THE VENETIAN POPULATON IN NINETEENTH CENTURY
Without a shadow of a doubt, the XIX century was by some distance the most dark and miserable period of what was previously known as the Most Serene Republic of Venice. When thinking about what followed the fall of the state in 1797, it should be emphasised the ‘antimyth’ pointing to decline, ageing, economic and moral decline in Venice, is merely a fable. Everything, from economic and social figures to the thoughts and actions of Venetians, demonstrates this. From May 1797, in fact, everything was ruined, starting with the fruitful connections with the main land and the Domini da Mar (“Domains of the Sea”). Furthermore, there was a collapse in the profound relationship between the Patriciate and the people, with the latter suffering from an economic downturn (the figures regarding unemployment and poverty are striking) and the fleeing of people and capital, into the clutches of the French and Austrians.
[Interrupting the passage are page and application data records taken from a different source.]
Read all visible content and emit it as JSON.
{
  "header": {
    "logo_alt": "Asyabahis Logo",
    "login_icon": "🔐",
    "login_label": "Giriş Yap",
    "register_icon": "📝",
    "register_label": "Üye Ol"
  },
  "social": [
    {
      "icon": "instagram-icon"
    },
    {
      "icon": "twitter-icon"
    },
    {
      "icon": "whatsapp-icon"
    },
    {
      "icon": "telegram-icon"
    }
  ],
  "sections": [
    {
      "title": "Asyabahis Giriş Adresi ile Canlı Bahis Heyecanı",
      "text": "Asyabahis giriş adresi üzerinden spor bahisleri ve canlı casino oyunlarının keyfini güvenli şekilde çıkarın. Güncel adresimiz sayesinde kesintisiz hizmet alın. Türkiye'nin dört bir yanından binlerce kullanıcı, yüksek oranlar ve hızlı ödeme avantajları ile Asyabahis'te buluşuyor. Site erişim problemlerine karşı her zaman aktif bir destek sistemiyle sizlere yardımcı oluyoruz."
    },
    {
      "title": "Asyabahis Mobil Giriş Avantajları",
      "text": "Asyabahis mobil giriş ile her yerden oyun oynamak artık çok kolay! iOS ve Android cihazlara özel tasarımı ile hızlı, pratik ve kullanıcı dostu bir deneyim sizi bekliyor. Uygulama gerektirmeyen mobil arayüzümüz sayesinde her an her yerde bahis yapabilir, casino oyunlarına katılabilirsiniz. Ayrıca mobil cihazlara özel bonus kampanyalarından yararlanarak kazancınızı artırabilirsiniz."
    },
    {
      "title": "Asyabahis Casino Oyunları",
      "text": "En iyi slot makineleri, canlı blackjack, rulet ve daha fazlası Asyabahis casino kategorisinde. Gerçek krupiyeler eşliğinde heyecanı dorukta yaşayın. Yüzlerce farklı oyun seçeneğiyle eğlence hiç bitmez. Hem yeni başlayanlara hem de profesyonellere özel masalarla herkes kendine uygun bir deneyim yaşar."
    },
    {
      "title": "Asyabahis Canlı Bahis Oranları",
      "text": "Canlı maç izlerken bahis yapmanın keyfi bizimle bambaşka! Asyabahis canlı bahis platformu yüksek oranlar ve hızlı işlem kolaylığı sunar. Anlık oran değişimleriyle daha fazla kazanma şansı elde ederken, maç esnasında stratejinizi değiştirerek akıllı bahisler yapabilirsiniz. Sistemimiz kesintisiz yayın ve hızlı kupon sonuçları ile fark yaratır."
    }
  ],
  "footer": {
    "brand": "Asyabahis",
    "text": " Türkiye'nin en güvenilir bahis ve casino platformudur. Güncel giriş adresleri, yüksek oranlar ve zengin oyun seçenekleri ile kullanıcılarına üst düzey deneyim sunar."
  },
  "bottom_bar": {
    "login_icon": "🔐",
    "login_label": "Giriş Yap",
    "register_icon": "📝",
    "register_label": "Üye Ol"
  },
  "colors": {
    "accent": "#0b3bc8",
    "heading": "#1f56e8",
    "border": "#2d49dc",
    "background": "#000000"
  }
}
The fiscal greed exercised by the French and the Habsburgs added to the gloom. The situation was disastrous, to the extent that it was not until the end of the century, thanks to the social climate fostered by the unification, that a recovery became possible. This was especially true of sectors which had traditionally been central to the city’s existence; a pertinent example is the dockyard, which began to thrive once again.
Presented by Prof. Marco Zanetto